A study of the American Association of Retired Persons

Lenora Gay Ingram, University of Nevada, Las Vegas

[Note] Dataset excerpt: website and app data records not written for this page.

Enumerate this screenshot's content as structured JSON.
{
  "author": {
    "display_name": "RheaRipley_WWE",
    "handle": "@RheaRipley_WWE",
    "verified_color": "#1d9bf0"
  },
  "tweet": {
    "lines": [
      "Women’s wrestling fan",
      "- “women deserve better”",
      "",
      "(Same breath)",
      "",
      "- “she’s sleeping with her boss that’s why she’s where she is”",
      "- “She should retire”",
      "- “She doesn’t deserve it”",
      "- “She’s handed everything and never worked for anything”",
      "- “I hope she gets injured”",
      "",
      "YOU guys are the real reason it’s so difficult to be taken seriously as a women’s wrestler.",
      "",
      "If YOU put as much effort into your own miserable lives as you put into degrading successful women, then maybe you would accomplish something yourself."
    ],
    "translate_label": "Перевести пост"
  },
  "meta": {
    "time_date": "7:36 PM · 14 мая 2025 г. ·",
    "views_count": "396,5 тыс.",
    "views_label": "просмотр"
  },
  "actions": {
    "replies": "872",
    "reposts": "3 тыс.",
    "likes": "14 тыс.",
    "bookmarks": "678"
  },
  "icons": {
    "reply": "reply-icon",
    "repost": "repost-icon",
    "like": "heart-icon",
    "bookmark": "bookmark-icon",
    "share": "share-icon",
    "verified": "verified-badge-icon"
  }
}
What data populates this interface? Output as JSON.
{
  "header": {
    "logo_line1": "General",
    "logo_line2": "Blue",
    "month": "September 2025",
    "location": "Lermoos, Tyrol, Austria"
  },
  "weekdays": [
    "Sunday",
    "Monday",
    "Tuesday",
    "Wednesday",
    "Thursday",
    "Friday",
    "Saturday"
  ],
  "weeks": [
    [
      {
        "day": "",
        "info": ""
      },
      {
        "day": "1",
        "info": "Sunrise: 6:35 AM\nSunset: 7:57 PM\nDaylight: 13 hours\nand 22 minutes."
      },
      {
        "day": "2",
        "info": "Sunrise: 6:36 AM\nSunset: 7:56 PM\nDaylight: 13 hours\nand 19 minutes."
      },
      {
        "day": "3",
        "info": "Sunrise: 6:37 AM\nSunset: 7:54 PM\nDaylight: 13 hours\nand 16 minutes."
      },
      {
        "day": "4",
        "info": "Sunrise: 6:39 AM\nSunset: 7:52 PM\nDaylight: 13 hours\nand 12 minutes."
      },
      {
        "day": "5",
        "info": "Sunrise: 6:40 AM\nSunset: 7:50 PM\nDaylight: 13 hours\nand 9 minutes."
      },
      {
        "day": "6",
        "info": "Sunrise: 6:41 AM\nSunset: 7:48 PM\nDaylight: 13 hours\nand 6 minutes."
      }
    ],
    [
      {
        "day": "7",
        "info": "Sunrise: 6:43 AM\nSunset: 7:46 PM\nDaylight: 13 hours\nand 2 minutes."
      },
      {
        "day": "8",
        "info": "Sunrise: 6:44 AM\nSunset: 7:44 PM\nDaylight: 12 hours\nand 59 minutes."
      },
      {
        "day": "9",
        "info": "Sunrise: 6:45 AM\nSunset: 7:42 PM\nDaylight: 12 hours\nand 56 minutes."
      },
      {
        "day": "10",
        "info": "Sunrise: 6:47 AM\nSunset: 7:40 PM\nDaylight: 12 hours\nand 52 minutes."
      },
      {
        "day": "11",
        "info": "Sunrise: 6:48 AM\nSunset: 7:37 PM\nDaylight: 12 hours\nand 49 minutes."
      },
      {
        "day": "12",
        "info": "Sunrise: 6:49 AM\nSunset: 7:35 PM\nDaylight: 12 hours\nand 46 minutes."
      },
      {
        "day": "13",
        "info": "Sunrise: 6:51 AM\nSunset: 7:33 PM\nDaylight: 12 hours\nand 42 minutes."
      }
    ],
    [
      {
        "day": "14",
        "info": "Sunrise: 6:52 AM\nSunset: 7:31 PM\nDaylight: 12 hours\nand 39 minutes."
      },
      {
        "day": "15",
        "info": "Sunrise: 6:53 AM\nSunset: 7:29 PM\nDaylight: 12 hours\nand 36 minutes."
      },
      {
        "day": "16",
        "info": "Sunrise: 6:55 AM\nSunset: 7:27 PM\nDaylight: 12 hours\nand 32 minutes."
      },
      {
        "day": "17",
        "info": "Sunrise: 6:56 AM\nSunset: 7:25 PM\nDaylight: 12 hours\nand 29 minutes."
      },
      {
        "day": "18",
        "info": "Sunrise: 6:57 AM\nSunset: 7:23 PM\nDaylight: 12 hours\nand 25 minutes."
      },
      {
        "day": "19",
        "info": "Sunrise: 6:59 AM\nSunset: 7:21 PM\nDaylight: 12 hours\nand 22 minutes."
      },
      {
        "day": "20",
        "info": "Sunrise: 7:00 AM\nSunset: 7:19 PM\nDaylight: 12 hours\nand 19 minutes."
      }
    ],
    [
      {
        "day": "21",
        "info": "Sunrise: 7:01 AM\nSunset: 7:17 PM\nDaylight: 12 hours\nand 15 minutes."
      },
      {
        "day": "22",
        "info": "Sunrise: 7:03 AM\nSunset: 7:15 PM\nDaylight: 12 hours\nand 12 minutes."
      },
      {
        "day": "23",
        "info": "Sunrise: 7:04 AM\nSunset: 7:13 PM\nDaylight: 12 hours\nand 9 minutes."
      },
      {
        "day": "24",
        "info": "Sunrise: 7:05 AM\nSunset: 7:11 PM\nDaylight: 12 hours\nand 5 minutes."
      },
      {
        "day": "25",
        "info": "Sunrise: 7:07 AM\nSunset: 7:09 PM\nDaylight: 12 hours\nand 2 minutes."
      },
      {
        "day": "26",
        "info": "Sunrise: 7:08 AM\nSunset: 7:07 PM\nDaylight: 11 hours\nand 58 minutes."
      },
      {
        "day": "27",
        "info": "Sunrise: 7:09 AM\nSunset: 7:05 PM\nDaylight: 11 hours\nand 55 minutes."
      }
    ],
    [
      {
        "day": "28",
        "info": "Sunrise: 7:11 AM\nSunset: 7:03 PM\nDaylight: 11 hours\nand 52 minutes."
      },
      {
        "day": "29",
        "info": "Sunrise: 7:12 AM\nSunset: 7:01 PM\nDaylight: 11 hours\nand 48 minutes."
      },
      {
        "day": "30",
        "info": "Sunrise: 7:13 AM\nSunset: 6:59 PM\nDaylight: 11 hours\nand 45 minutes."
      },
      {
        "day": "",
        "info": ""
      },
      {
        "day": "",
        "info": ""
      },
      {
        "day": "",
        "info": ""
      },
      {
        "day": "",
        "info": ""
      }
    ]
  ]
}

This thesis presents a discussion of the role of a public interest group and the potential impact of its participation in the public policy arena. The particular interest group being assessed is the American Association of Retired Persons, AARP. An assessment shall be conducted through multiple factors. The first factor is the evolution of group theory in the discipline of political science. A second factor presents a historical path of the acknowledgement and development of interest groups in the United States. The remaining factors assess the interest group, AARP, as it relates to interest group theory and as it has evolved as an interest group existing in the American political structure. An evaluation is conducted in which AARP is viewed in respect to its unique characteristics of group size, financial base, leadership, and public policy involvement. The thesis is concluded with the belief that the American Association of Retired Persons has the potential to influence the direction of public policy in America because AARP has the internal structural elements to perpetuate as an organization; its membership, consisting of members fifty years and older, leads at the polls in voter turn-out; and because Americans are living longer, the membership roles of AARP are guaranteed to grow.